RECORDS SUPPLIED >>
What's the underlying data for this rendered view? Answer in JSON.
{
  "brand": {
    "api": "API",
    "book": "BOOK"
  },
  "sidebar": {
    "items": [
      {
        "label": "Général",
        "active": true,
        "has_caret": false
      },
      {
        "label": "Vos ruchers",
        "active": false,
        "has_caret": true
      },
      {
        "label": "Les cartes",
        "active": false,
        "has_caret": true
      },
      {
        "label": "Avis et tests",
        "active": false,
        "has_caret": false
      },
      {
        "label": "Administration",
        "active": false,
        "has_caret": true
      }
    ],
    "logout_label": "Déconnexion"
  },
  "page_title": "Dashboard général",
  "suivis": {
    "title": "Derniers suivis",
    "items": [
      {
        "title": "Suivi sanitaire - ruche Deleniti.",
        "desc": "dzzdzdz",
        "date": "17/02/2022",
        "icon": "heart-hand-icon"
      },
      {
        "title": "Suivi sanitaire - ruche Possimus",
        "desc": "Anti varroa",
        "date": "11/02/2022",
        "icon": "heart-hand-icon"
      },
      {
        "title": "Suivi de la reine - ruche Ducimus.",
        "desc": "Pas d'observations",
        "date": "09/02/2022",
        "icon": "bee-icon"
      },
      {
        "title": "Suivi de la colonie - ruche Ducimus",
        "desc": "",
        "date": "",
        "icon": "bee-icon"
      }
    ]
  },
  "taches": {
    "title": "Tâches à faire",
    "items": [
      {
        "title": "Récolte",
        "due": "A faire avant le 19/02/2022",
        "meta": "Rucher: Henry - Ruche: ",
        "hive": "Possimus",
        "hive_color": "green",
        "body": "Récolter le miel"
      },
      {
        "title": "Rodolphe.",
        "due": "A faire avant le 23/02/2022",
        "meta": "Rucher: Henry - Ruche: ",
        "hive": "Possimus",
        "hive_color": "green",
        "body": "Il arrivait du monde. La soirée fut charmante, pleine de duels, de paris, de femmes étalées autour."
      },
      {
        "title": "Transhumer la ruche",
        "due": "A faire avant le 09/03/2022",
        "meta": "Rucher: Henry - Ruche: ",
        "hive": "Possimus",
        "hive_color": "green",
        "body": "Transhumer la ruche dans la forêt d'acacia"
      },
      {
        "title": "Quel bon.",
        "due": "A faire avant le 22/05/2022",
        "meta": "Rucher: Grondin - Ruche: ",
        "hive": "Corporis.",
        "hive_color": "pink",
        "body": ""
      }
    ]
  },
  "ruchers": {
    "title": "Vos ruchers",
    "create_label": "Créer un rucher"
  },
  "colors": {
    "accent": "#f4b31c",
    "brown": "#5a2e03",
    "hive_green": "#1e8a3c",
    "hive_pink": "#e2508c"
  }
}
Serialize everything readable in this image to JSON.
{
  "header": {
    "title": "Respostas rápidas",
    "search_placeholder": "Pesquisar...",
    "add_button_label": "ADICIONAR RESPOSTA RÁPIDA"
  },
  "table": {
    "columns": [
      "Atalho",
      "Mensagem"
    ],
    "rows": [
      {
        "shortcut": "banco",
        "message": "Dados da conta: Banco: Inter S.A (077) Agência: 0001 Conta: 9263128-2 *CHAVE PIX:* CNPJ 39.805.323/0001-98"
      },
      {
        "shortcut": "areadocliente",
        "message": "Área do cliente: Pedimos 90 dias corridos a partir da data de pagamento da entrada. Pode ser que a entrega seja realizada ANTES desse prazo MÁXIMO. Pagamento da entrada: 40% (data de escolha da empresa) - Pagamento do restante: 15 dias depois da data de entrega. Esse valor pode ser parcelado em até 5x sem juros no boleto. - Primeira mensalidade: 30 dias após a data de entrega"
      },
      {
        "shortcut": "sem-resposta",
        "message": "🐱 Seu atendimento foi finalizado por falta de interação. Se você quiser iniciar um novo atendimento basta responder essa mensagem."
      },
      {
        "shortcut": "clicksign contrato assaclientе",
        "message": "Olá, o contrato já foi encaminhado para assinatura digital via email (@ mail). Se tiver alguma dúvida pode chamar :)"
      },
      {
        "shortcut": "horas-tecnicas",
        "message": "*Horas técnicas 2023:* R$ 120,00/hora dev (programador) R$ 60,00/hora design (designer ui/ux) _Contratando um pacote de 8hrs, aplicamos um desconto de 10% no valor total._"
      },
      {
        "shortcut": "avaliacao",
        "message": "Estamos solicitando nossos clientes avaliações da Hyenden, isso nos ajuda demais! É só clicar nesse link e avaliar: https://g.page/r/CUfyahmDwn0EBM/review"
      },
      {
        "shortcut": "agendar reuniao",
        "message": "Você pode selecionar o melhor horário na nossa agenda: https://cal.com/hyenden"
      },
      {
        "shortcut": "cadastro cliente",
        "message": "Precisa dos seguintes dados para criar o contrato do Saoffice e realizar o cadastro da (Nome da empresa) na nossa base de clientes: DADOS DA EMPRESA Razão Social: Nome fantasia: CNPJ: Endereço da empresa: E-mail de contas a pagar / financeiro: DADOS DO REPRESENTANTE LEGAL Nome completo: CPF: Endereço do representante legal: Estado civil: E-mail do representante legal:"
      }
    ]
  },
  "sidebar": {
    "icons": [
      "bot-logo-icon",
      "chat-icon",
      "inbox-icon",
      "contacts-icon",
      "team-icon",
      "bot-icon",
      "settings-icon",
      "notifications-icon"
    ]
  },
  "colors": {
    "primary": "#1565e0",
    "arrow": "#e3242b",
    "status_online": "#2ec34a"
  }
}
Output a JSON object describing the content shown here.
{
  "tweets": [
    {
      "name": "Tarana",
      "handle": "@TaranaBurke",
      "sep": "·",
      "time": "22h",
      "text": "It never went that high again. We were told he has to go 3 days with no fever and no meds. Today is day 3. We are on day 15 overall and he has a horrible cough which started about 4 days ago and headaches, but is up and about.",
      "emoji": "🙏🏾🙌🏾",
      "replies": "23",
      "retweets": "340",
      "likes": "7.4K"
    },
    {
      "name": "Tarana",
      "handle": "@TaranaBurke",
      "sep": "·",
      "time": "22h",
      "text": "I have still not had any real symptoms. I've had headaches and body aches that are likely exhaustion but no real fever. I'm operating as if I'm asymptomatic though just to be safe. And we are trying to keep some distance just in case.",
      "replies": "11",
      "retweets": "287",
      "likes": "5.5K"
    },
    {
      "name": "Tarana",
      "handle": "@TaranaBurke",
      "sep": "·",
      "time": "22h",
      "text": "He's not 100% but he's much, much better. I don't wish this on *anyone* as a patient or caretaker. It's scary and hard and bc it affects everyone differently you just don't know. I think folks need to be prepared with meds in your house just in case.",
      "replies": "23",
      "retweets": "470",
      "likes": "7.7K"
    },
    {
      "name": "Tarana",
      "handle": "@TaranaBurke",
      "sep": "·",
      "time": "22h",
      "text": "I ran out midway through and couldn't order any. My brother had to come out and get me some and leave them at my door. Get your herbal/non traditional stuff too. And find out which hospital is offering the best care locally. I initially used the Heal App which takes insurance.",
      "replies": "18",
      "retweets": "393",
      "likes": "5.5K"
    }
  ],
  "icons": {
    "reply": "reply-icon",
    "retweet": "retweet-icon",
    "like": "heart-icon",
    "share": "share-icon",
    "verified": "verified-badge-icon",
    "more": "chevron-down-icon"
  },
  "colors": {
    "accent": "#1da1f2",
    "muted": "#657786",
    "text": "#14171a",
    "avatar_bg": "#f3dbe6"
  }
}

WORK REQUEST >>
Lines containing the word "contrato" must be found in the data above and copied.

OUTPUT BELOW >>
        "shortcut": "clicksign contrato assaclientе",
        "message": "Olá, o contrato já foi encaminhado para assinatura digital via email (@ mail). Se tiver alguma dúvida pode chamar :)"
        "message": "Precisa dos seguintes dados para criar o contrato do Saoffice e realizar o cadastro da (Nome da empresa) na nossa base de clientes: DADOS DA EMPRESA Razão Social: Nome fantasia: CNPJ: Endereço da empresa: E-mail de contas a pagar / financeiro: DADOS DO REPRESENTANTE LEGAL Nome completo: CPF: Endereço do representante legal: Estado civil: E-mail do representante legal:"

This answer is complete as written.